Heart disease is the leading cause of death in western society for men and women. The long term focus of our program is the elucidation of the molecular details of the calcium mediated thin filament based regulation of contraction in cardiac and skeletal muscle. Recent discoveries have seen a great expansion in the number of sacromere proteins, concomitant appreciation of the interconnected cytoskeletal network critical for contractile activity, and a recognition of a large number of mutations in these cytoskeletal components which account for a number of human myopathies. Of special medical importance because of the prevalence of cardiovascular disease are the cardiac regulatory proteins, where phosphorylation of cardiac troponin plays a major role in mediating myofilament physiology; troponin mutations are implicated in various cardiac diseases including familial hypertrophic cardiomyopathy which are amongst the most frequently occurring inherited cardiac disorders; troponin proteins are important markers of cardiovascular damage; and cardiac troponin is subject to influence by cardiotonic drugs, which may be used to modulate the calcium response of the myofilaments in diseased hearts. Thus, there is a strong interest and need in understanding the structure and dynamics of these proteins.

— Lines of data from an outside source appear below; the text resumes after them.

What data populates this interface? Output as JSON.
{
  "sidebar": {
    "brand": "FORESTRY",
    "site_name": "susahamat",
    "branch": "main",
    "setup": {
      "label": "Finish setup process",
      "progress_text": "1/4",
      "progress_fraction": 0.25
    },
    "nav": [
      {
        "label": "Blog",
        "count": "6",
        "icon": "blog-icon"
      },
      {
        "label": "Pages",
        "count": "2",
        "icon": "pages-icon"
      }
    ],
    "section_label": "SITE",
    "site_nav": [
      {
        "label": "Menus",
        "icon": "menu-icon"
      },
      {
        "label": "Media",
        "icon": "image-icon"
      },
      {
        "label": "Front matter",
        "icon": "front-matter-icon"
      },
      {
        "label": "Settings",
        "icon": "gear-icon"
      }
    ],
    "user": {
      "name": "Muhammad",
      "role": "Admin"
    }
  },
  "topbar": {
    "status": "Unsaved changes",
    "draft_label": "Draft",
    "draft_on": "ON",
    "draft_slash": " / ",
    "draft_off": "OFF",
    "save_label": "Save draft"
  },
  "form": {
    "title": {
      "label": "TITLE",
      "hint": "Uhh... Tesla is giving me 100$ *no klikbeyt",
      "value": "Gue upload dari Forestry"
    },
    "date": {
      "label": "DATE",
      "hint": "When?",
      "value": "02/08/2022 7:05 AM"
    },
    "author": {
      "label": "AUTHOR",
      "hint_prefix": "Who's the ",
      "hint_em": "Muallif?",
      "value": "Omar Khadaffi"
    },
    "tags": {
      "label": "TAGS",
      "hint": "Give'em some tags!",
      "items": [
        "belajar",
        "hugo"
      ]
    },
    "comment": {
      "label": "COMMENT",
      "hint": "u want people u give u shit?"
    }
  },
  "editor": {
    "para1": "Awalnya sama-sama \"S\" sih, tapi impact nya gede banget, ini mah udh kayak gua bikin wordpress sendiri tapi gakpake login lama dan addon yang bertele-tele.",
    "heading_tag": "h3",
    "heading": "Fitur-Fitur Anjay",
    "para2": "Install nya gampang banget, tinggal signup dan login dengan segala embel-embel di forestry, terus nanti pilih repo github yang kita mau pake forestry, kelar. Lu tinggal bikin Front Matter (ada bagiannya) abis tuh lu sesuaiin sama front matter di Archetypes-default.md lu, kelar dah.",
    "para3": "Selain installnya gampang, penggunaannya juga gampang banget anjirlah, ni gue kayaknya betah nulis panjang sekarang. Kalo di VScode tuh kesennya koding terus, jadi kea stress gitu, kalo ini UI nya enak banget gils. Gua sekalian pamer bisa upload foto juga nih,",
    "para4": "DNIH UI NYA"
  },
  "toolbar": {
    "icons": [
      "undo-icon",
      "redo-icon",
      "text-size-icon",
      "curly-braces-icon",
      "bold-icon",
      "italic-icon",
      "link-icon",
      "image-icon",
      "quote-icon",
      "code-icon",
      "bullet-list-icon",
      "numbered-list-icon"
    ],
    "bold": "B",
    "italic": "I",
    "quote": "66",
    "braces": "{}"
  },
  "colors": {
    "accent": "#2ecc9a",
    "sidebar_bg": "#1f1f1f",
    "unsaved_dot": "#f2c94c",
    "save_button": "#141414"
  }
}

Most of our research involves the determination of the solution structure and dynamics of muscle proteins using high field, multinuclear, multidimension Nuclear Magnetic Resonance spectroscopic techiques. We are also developing new solid state NMR techniques for the determination of the orientation and in situ structures of the thin filament regulatory proteins in intact muscle fibers. This will allow us to connect high resolution structural and dynamic changes to physiological and functional measurements (i.e., force).
Our task is to investigate how synthetic biochemical systems can be designed to carry out algorithms and compute; what models of computation arise from biochemical processes and how they can be programmed; and how to "compile" abstract descriptions of biomolecular algorithms down to specific synthetic DNA sequences that implement the desired computation in the laboratory.
Like the carefully orchestrated molecular processes that occur within living cells, biomolecular computation can in principle occur autonomously, without the need for any external intervention during the computation. Being able to design and understand such systems is our ultimate goal. We are exploring several interconnected paradigms of biomolecular computation, based loosely on processes that are ubiquitous throughout living organisms:
Algorithmic self-assembly of DNA tiles encodes information in the geometric arrangement of tiles, and performs logical steps by the selective addition of tiles as geometrically compatible sites.
In vitro RNA transcriptional circuits are a stripped-down, bare-bones version of genetic regulatory networks in the cell; signals are carried by the concentration of specific RNA transcripts; RNA polymerase and RNase regulate the production and degradation of RNA.
Biochemical circuits, such as cellular signal transduction cascades, are logically related to boolean circuits.
Chemical self-replication and evolution must have gotten started somehow, way back when. they are using algorithmic self-assembly to investigate a radical hypothesis of Graham Cairns-Smith, that life got started as clay crystals that reproduced patterns as they grew.
RNA and DNA hybridization and folding are essential processes for all DNA computing, and can perform complex logical operations in their own right.